Cancer treatments halted after leak in Petten nuclear reactor
The treatment of cancer patients in the Netherlands is in danger due to a lack of medication. This was caused by the nuclear reactor in Petten being shut down after a leak last week. "We've already had to cancel on patients", nuclear physician Marcel Stokkel of the Antonie van Leeuwenhoek Hospital in Amsterdam said. It's not yet a life-threatening situation, but it will be if the reactor is shut down for another two weeks, he said to RTL Nieuws.
The majority of medical isotopes used for the irradiation of cancer patients are made in three nuclear reactors: the one in Petten, one in South Africa and one in Australia. But the reactors in South Africa and Australia are currently closed for maintenance, making the one in Petten the most important producer of this material.
"40 percent of the isotopes used world wide are made in Petten. In Europe that percentage is 65 percent", Stokkel said to to the broadcaster. "We hope that production will start up again soon."

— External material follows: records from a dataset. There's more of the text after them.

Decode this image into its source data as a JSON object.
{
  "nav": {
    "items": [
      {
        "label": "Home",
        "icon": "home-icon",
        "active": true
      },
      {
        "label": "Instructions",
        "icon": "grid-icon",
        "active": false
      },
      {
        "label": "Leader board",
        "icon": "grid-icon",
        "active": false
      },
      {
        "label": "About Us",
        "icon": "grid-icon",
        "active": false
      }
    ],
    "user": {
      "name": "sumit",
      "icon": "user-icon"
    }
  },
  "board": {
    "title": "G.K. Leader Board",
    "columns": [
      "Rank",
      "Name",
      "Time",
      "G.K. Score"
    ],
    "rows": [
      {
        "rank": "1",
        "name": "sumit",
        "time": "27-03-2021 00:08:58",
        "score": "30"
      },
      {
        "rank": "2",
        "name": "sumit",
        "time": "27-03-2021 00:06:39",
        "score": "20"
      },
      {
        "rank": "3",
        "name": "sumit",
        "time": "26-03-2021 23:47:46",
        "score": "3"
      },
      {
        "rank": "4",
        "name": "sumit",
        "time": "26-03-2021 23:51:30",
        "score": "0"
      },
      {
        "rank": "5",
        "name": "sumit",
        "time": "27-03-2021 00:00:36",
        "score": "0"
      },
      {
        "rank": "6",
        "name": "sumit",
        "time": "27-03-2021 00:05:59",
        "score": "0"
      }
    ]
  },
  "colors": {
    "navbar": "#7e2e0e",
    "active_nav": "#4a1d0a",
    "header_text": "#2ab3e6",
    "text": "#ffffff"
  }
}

NRG, the manager of the nuclear reactor in Petten, told the broadcaster that the regulator will decide whether or not to restart the reactor by the end of Wednesday. "We hope we get approval", a spokesperson said.
Stokel calls for the construction of another nuclear reactor. "The failures in Petten happen more and more often. The longer the construction of a new reactor is postponed, the bigger the problem becomes. If nothing is done, it will lead to life-threatening situations from 2025 onwards."